In my home country, New Zealand, it was budgetary considerations that explained the abolition of the upper house, the Legislative Council, in 1950 [!], and in recent years a similarly ruthless efficiency-based approach has led to the elimination of a Parliamentary quorum in the House of Representatives, not to mention the elimination of any requirement that members have to be personally present in the chamber in order to vote (what a waste of their time, it is said, when it could be spent more efficiently somewhere else); the Whips just call out their nominal party strength whenever there is a division. In general, in New Zealand, the efficiency approach to political institutions has engendered the growth of a bullying mentality that insists that, since the government is almost always bound to get its way in the House of Representatives, there can be no real objection to the truncation of formal parliamentary debate by repeated use of urgency and closure motions. It is a sorry spectacle. (11)

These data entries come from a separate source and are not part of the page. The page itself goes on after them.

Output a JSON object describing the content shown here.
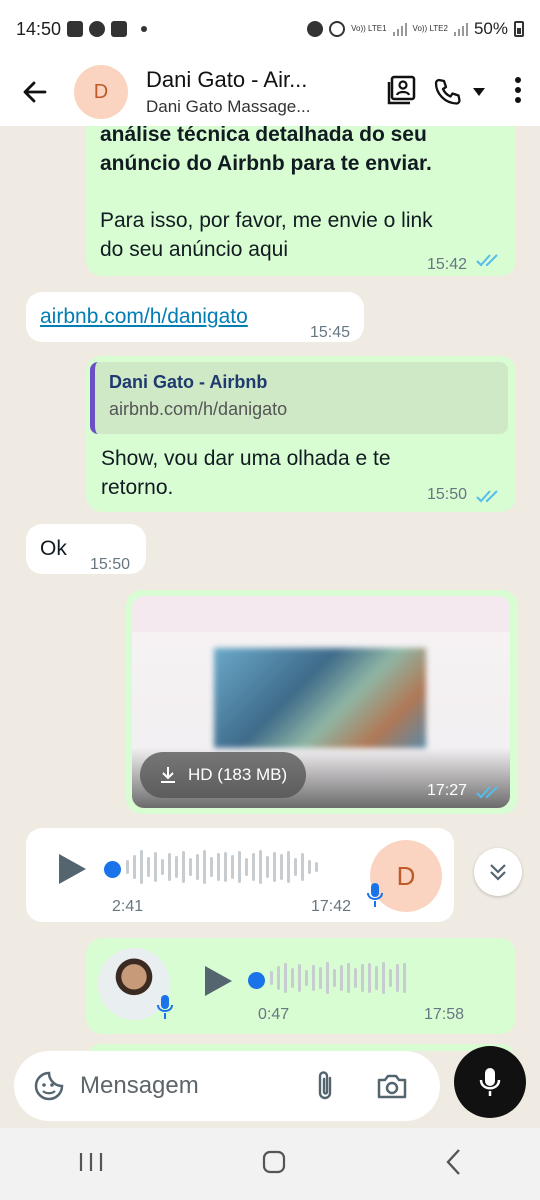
{
  "status_bar": {
    "time": "14:50",
    "network1": "Vo)) LTE1",
    "network2": "Vo)) LTE2",
    "battery": "50%"
  },
  "header": {
    "contact_name": "Dani Gato - Air...",
    "contact_subtitle": "Dani Gato Massage...",
    "avatar_initial": "D"
  },
  "messages": {
    "m1": {
      "bold_line1": "análise técnica detalhada do seu",
      "bold_line2": "anúncio do Airbnb para te enviar.",
      "line3": "Para isso, por favor, me envie o link",
      "line4": "do seu anúncio aqui",
      "time": "15:42"
    },
    "m2": {
      "link": "airbnb.com/h/danigato",
      "time": "15:45"
    },
    "m3": {
      "quote_title": "Dani Gato - Airbnb",
      "quote_sub": "airbnb.com/h/danigato",
      "line1": "Show, vou dar uma olhada e te",
      "line2": "retorno.",
      "time": "15:50"
    },
    "m4": {
      "text": "Ok",
      "time": "15:50"
    },
    "m5": {
      "download_label": "HD (183 MB)",
      "time": "17:27"
    },
    "m6": {
      "duration": "2:41",
      "time": "17:42",
      "avatar_initial": "D"
    },
    "m7": {
      "duration": "0:47",
      "time": "17:58"
    }
  },
  "composer": {
    "placeholder": "Mensagem"
  },
  "colors": {
    "outgoing": "#d9fdd3",
    "incoming": "#ffffff",
    "tick_blue": "#53bdeb",
    "chat_bg": "#efeae2"
  }
}
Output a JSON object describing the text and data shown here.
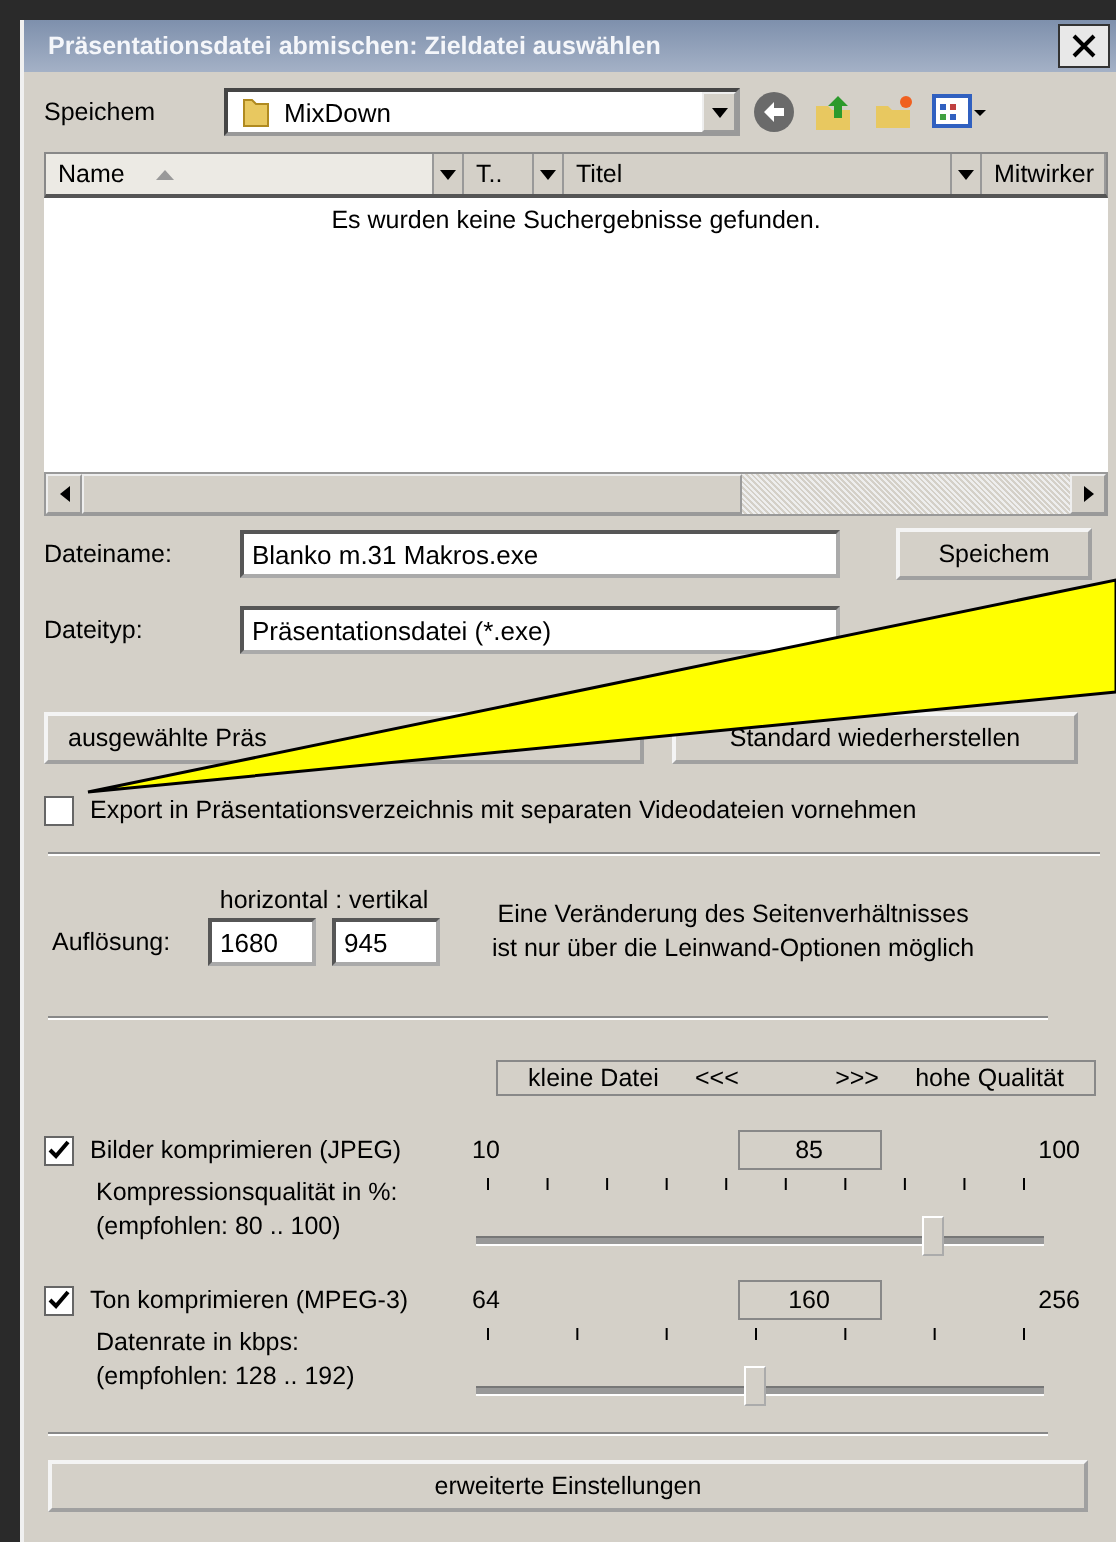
{
  "window": {
    "title": "Präsentationsdatei abmischen: Zieldatei auswählen"
  },
  "save_in": {
    "label": "Speichem",
    "value": "MixDown"
  },
  "file_list": {
    "columns": [
      {
        "label": "Name",
        "sorted": true,
        "kind": "wide"
      },
      {
        "label": "T..",
        "sorted": false,
        "kind": "narrow"
      },
      {
        "label": "Titel",
        "sorted": false,
        "kind": "wide"
      },
      {
        "label": "Mitwirker",
        "sorted": false,
        "kind": "last"
      }
    ],
    "empty_message": "Es wurden keine Suchergebnisse gefunden."
  },
  "file_name": {
    "label": "Dateiname:",
    "value": "Blanko m.31 Makros.exe"
  },
  "save_button": "Speichem",
  "file_type": {
    "label": "Dateityp:",
    "value": "Präsentationsdatei (*.exe)"
  },
  "buttons": [
    "ausgewählte Präs",
    "Standard wiederherstellen"
  ],
  "export_option": {
    "label": "Export in Präsentationsverzeichnis mit separaten Videodateien vornehmen",
    "checked": false
  },
  "resolution": {
    "label": "Auflösung:",
    "header": "horizontal : vertikal",
    "horizontal": "1680",
    "vertical": "945",
    "note": [
      "Eine Veränderung des Seitenverhältnisses",
      "ist nur über die Leinwand-Optionen möglich"
    ]
  },
  "quality_scale": {
    "small": "kleine Datei",
    "left_arrows": "<<<",
    "right_arrows": ">>>",
    "high": "hohe Qualität"
  },
  "compression": [
    {
      "kind": "image",
      "label": "Bilder komprimieren (JPEG)",
      "checked": true,
      "caption": "Kompressionsqualität in %:",
      "recommended": "(empfohlen: 80 .. 100)",
      "min": "10",
      "value": "85",
      "max": "100",
      "level": 0.833
    },
    {
      "kind": "audio",
      "label": "Ton komprimieren (MPEG-3)",
      "checked": true,
      "caption": "Datenrate in kbps:",
      "recommended": "(empfohlen: 128 .. 192)",
      "min": "64",
      "value": "160",
      "max": "256",
      "level": 0.5
    }
  ],
  "advanced_button": "erweiterte Einstellungen"
}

Here Waldron is describing a sixty year arc in which considerations of efficiency and utility get so intertwined with the practice of power that they while they leave the form of liberal institutions intact they effectively efface the substance of these institutions. New Zealand is not treated as an anomaly, but as kind of run-of-the-mill-example-of-the-road-to-liberal-ruin in which there are bad "side-effects of the operation of our institutions on people." (In context Waldron is quoting Mill about good side-effects.) Waldron's observation suggests that what is known as new public management (associated with neo-liberalism) is, in fact, always a live possibility within the tradition--something foreshadowed by Swift's A Modest Proposal (recall).**
Waldron quotes with approval a key insight of J.S. Mill's "great book" Considerations on Representative Government: "it is a personal injustice to withhold from any one . . . the ordinary privilege of having his voice reckoned in the disposal of affairs in which he has the same interest as other people...Every one has a right to feel insulted by being made a nobody, and stamped as of no account." In context, Mill is defending the positive role of parliament as a debating club. According to Mill the role of parliament is, in part, a means toward recognition and respect of all individuals. As Waldron notes a genuine willingness to debate has become a rarity in our houses of representatives long before the present.+ A political culture that is incapable of genuine debate is one in which recognition may be impossible.

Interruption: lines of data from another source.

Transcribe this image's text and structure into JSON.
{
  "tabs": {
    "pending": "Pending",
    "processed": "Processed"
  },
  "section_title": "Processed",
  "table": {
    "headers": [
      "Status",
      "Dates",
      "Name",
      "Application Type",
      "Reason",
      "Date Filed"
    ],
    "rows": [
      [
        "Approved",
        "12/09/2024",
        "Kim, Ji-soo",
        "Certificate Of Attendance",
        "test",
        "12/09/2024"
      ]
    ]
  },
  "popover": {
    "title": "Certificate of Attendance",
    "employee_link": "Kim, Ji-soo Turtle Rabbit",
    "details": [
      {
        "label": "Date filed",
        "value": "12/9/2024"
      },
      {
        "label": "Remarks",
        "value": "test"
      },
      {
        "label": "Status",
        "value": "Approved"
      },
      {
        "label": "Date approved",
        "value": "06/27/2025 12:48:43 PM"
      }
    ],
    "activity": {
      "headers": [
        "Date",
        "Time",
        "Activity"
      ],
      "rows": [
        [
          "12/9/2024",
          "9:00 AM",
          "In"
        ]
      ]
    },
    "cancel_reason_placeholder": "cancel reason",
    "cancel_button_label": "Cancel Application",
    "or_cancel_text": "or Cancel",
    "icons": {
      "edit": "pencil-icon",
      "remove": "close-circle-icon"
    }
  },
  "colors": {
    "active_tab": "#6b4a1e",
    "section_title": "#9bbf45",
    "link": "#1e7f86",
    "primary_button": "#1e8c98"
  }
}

Second, in the quote from Meier, Waldron hints at our elites's (and theorists') inability to understand the present (that is I am reading the claim about Roman elites -- that "they failed to grasp that the decrepit institutions of the Republic did need to be seen and maybe even “seen through” in a way that would permit the question of their restructuring to be raised" -- as applying to our times.) Waldron turns this into claim about institutional functioning (which fits his larger, admirable program of focusing political theory on real world functioning and stability institutions); but I am inclined to articulate the point as a failure of leadership that is unable to discern the rot within and so is unable to engage in a restorative project while still possible. This failure is widespread in our political, economic, and intellectual ruling classes.++

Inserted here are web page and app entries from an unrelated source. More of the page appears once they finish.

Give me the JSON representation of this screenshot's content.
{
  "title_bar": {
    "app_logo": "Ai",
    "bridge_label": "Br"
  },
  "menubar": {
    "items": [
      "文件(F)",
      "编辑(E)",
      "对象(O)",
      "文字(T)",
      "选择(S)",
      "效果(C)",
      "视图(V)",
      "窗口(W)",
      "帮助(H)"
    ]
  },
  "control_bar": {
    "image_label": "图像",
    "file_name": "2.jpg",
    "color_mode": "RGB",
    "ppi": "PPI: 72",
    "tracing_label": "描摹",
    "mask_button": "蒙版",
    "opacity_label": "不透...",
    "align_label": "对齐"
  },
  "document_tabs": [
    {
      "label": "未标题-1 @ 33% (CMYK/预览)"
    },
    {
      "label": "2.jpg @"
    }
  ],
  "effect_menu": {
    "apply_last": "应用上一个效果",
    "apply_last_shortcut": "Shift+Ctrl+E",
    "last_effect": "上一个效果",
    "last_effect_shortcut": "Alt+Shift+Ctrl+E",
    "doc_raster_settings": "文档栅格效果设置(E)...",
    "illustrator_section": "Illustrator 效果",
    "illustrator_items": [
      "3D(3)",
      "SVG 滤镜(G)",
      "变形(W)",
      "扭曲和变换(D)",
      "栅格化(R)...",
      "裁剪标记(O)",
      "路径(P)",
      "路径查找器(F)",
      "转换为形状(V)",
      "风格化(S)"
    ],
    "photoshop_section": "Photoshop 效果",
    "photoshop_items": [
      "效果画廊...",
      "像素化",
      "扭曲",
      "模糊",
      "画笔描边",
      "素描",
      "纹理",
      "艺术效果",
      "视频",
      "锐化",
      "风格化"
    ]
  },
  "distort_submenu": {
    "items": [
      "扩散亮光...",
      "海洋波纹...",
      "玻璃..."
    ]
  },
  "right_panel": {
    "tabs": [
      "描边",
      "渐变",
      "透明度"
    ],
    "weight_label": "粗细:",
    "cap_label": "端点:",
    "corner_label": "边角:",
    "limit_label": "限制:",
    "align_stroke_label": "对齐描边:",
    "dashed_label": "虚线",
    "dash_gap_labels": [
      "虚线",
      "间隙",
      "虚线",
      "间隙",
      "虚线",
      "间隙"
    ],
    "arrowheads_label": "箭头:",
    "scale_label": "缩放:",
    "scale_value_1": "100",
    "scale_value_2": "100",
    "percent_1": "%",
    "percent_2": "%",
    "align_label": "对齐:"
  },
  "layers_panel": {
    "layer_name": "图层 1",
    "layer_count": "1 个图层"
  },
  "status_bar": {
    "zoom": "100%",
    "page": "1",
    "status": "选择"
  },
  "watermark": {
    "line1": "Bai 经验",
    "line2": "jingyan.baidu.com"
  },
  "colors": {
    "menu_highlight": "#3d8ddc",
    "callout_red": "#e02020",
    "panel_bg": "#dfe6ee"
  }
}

This very last point suggests that a liberal education fails to prepare its ruling members to understand their own society.*** (I include myself in this category: I view my blogging of the last few years as a very public record of attempted catch-up.) More important, our liberal education has failed in creating the conditions that may preserve itself.